Holographic data input

While better and better data input solutions arise, we will probably not even need hardware to add data to a laptop or PC as screens and keyboards will be projected on the wall or on the table making it simple and accessible everywhere in the clinical settings. Holographic and virtual keyboards will make us forget about smartphones and tablets. Only small projectors will be needed, while the data will be stored exclusively in the cloud.

Crowdsourcing through social media

Medical communication is something that affects all patients and medical professionals worldwide without exceptions. This is one reason why social media has the potential to become a huge “mind machine” making it possible to transmit, share, crowdsource and store medical pieces of information either for e-patients or medical professionals if such social platforms are used in a proper way. Don’t underestimate the power of digital/medical communication.

Multi-functional radiology

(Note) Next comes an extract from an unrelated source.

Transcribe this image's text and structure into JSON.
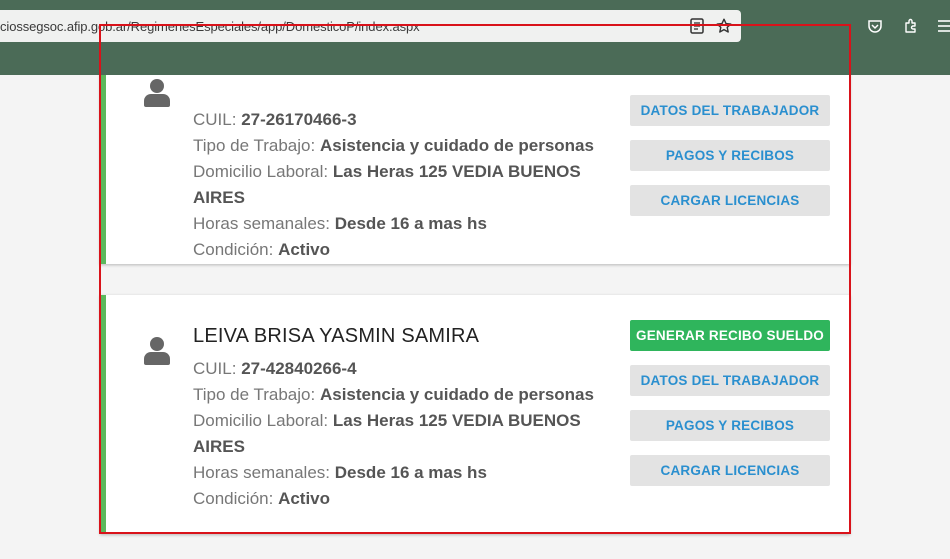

Radiology is one of the fastest growing and developing areas of medicine, therefore this might be the specialty in which we can expect to see the biggest steps in developments. One multi-functional machine will be able to detect plenty of medical problems, biomarkers and symptoms at once. Naturally, artists and movies are already way ahead of us: check out the machine used in the film, Elysium. With one quick check-up it tells you what percentage of your cells are cancer free.